I enjoy Arnosky’s books as much for the text as I do the illustrations. An artist and naturalist, his accurate illustrations, and his attention to detail makes it easy for children to see how carefully nature has designed plants and animals to function in their natural habitats. “I prefer to show rather than tell,” he explains, “to teach rather than preach, to guide rather than simply warn. In showing my readers what I look for in my ramblings, I hope that they will keep an eye out for such things and make discoveries of their own when they are outdoors.”

Joyful Noise: Poems for Two Voices

Written to be read aloud by two voices ~ sometimes alternating, sometimes simultaneous ~ this collection of charming poems celebrates the insect world, from the short life of the mayfly to the love song of the book louse. I found an audio version to which we listened first – and then we had a blast reading them together.

Who’s Been Here series by Lindsay Barrett George

My children have enjoyed this series of books since they were toddlers.  I would often read one aloud prior to a nature outing.  Then as we began to explore, I would point out signs of wildlife and ask the kids, “Who’s Been Here?”  Slowing down to look at small details, the kids began to ask question and make hypotheses of their own.

Birds Every Child Should Know by Neltje Blanchan

Originally published in 1907, Birds Every Child Should Know is a collection of storylike descriptions of more than one hundred birds commonly found in the United States.  Detailed descriptions of birds—their physical attributes, calls, nesting and mating habits, and other behaviors—read almost like fairy tales.  My daughter loved this book.

Geology & Geography

Books by Bryd Baylor

Bryd Baylor is one of my favorite children’s authors.  She lives and writes in Arizona, presenting images of the Southwest and an intense connection between the land and the people. Her prose illustrates vividly the value of simplicity, the natural world, and the balance of life within it.

The Coast Mappers by Taylor Morrison

I discovered this book quite by accident but upon reading it, wanted for my own collection.  In this beautifully illustrated book, Morrison chronicles the challenges and adventures the US Coastal Survey team faced and the methods they used to accomplish this monumental, and essential, task.

Astronomy & Space

Books by Gail Gibbons

Gibbons is another wonderful and prolific writer of children’s books. The titles I have in my own collection include, The Moon Book, The Planets, and The Reason for Seasons.  Her clear writing style and the accompanying illustrations help to explain concepts that are difficult to grasp. I’ve used these books to help dispel misconceptions with adults.

Seymour Simon books

The author of more than 250 highly acclaimed science books, Simon has been called the ‘Dean of Children’s Science Writers”. He uses his website,, to provide free downloads of a wealth of materials for educators, homeschoolers and parents to use with his books.
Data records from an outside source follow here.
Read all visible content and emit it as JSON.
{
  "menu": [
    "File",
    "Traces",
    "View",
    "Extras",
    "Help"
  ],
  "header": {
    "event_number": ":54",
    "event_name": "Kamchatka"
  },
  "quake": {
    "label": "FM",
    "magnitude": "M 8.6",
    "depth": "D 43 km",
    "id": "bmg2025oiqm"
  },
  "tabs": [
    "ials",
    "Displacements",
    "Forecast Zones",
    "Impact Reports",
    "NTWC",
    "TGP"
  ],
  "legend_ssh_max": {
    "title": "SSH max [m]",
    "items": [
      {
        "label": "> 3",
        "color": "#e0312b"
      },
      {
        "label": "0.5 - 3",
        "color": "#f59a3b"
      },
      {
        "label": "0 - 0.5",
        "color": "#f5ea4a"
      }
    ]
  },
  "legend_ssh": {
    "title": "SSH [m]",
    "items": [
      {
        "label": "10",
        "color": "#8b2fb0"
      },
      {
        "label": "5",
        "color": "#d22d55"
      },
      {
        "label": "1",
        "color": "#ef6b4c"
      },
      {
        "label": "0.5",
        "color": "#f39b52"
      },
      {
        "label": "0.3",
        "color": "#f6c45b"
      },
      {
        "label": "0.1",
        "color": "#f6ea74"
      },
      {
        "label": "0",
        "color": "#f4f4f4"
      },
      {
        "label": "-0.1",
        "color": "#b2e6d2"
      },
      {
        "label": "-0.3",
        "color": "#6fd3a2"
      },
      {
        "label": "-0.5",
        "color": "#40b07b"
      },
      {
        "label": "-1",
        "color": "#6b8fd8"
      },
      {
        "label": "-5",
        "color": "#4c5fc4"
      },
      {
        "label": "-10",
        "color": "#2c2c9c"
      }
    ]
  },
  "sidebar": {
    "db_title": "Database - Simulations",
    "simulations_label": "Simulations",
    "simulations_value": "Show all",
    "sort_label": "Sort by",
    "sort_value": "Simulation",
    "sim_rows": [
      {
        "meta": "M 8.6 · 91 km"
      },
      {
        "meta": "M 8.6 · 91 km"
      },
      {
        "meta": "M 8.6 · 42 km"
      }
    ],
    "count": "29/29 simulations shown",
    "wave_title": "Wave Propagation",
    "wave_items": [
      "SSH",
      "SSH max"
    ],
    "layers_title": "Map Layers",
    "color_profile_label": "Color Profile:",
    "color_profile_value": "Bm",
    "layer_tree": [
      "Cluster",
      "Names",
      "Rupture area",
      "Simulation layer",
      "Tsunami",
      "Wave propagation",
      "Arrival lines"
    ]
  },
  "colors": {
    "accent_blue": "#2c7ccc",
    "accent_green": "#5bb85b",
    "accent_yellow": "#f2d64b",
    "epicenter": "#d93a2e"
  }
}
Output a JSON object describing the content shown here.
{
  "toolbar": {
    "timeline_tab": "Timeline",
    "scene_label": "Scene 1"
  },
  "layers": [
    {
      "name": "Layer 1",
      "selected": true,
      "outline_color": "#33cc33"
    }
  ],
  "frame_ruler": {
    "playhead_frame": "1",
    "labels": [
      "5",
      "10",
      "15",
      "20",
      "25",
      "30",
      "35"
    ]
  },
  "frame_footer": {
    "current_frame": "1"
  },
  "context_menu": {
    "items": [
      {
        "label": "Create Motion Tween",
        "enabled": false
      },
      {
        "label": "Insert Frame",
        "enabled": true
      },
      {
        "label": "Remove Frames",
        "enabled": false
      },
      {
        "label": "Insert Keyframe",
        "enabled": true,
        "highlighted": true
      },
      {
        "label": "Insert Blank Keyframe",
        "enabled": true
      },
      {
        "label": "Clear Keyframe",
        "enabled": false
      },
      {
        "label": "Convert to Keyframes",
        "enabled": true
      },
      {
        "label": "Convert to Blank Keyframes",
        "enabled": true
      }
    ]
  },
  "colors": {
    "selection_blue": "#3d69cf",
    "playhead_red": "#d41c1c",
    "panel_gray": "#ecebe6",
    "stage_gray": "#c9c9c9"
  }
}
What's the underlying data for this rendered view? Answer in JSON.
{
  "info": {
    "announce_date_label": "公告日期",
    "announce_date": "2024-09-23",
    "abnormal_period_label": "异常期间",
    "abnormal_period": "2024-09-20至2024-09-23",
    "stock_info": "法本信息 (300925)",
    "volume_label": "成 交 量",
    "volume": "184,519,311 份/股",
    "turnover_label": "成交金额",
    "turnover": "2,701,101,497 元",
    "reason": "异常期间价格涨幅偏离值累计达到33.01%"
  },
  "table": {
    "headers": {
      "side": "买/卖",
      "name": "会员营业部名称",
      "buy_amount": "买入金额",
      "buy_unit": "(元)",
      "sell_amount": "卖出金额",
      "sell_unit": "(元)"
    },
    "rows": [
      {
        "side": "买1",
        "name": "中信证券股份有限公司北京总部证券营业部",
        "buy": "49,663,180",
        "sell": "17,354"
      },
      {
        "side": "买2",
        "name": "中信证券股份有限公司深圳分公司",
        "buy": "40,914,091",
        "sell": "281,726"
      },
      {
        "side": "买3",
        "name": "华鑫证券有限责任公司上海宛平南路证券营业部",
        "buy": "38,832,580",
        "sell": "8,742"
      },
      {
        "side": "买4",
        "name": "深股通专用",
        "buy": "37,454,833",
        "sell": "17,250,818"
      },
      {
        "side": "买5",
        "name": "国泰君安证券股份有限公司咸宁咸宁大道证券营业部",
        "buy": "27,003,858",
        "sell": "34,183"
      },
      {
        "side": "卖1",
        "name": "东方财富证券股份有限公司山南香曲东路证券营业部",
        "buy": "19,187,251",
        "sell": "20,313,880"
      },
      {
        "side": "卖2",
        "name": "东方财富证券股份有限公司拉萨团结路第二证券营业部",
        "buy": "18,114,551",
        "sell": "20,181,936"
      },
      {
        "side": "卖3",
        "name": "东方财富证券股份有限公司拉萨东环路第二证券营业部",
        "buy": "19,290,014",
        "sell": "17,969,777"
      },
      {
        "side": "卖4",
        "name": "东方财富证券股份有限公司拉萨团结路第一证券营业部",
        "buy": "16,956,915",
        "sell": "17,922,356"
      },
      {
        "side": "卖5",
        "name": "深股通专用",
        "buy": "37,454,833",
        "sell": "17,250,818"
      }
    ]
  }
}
Do you have a favorite science living book or children’s science author?  I would love to learn of new authors or books.  Leave a comment  below and let me know.